That’s the kind of thing I’m talking about. It feels like there is an entire world behind the game, but for that I’m only aloud to look through the window and not roam around to explore for myself. You could say “Well, it’s up for the player to decide that! “, and I could. But the thing is, this is a world were I don’t know the mythos and can’t really make accurate calls to where and how I would have fit into the past. And it’s opportunities like this that could be used to solidify the world, creating a tighter narrative and  giving a little more depth to the world and the characters both within and the ones we’ve possessed and make run into walls like drunken puppets. As much as I like to go out and murder everything living (and sometimes unliving too), I like to also know why it is there. What brought these creatures to this area, how it all fits together, what my interactions now and then mean.

Score:

So, with all that said, I think I would have to give Wanderlust: Rebirth a nice score of aha ha ha. Just kidding.

Score: Conclusion: 

Like I said in my last article and in this behemoth, I enjoy Wanderlust.
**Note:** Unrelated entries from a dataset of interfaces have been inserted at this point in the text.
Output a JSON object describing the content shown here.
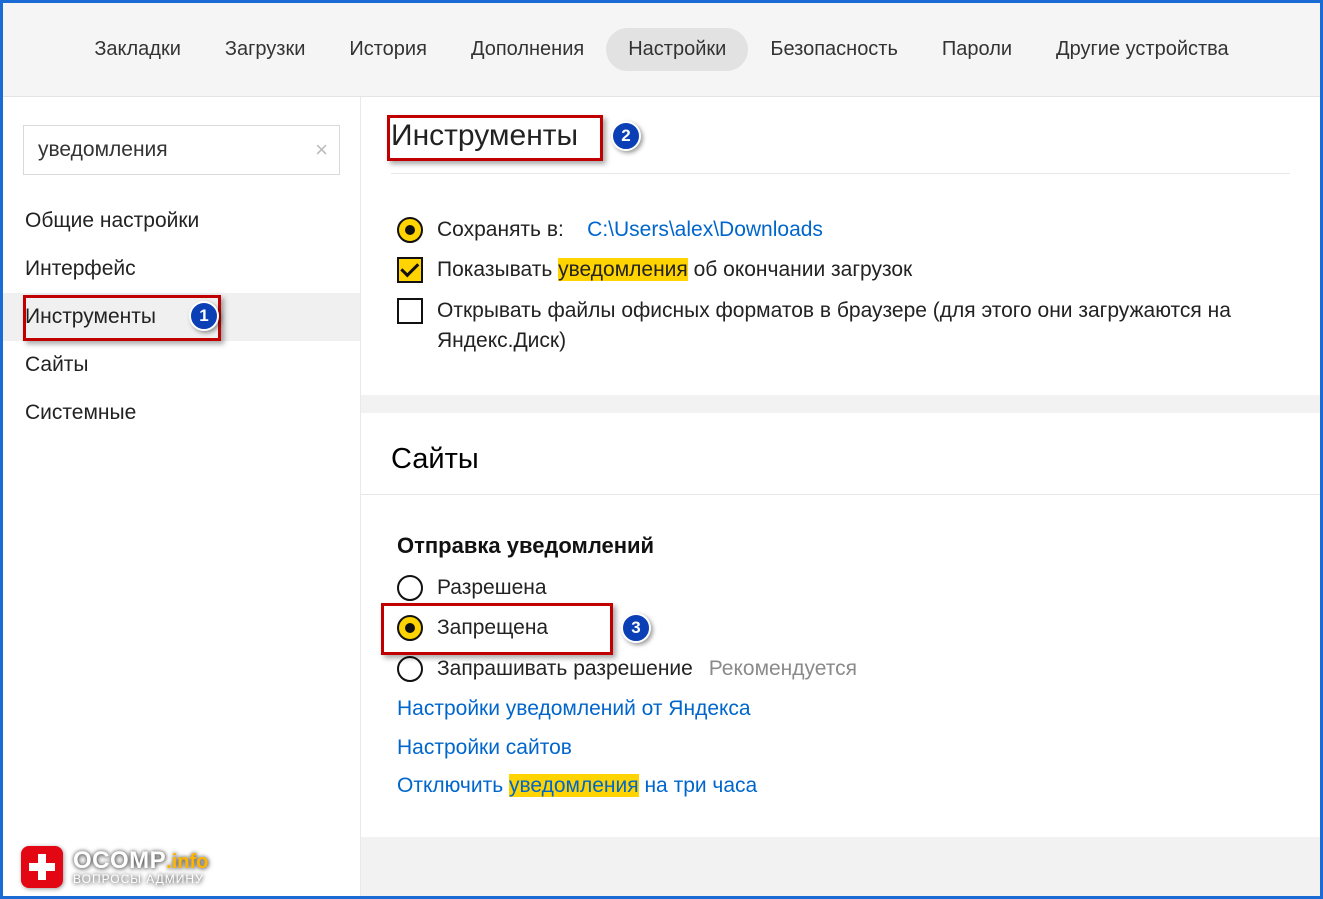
{
  "topbar": {
    "tabs": [
      "Закладки",
      "Загрузки",
      "История",
      "Дополнения",
      "Настройки",
      "Безопасность",
      "Пароли",
      "Другие устройства"
    ],
    "active_index": 4
  },
  "sidebar": {
    "search_value": "уведомления",
    "items": [
      "Общие настройки",
      "Интерфейс",
      "Инструменты",
      "Сайты",
      "Системные"
    ],
    "selected_index": 2
  },
  "tools": {
    "title": "Инструменты",
    "save_to_label": "Сохранять в:",
    "save_to_path": "C:\\Users\\alex\\Downloads",
    "notify_prefix": "Показывать ",
    "notify_hl": "уведомления",
    "notify_suffix": " об окончании загрузок",
    "office_label": "Открывать файлы офисных форматов в браузере (для этого они загружаются на Яндекс.Диск)"
  },
  "sites": {
    "title": "Сайты",
    "sub_title": "Отправка уведомлений",
    "opt_allow": "Разрешена",
    "opt_deny": "Запрещена",
    "opt_ask": "Запрашивать разрешение",
    "recommended": "Рекомендуется",
    "link1": "Настройки уведомлений от Яндекса",
    "link2": "Настройки сайтов",
    "link3_prefix": "Отключить ",
    "link3_hl": "уведомления",
    "link3_suffix": " на три часа"
  },
  "badges": {
    "b1": "1",
    "b2": "2",
    "b3": "3"
  },
  "watermark": {
    "brand": "OCOMP",
    "suffix": ".info",
    "sub": "ВОПРОСЫ АДМИНУ"
  }
}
It isn’t perfect by any stretch, but fun to play through and an absolute blast to play with a few friends. Add in some booze of your choice and you’ll have the perfect set up for some great gaming shenanigans at a budget price. At ten dollars, I think it’s a fantastic price for a short but mostly-sweet experience. Even better if you have some friends who want in, there is a four-pack for thirty bucks, save a bit of money to spend on more booze. You’ll need it to drown out the horrible memories of Spidergeddon.

The game can be punishing if you try and brush off grinding in favor of just goofing of for fun though. I don’t like that it feels as though I’m being punished for playing to have fun and having things like a better decent ending with some closure (good or bad!) or that Elementalists feel like they have an insanely wonky power curve. It’s got a wide world under the cover, but not much depth in lore. Fun characters and a good sense of pacing (when not grinding), so that’s that. If it sounds like you’d like it, take a look. Otherwise, there are other fish in the sea.

However, none of them have a dodge that is this fun to spam.

Yeah, that’s all you get as a review from me. Impressions, complaints, and ideas. I’m not compressing that into some arbitrary number to make buyer’s remorse/confirmation bias easier to do (“I didn’t like that.. it got a low score here, I must be right not liking it!” / “I really want to buy this… oh look, a high score! I’ll get it anyways”). If you like what you hear, you’ll probably like whats in the game. If you want to look into it, there is a free trial here.

Phew. That was one of my rare actual reviews. Of a short indie game. Someone shot me if I ever think about trying to ‘review’ a AAA title, I might explode WordPress.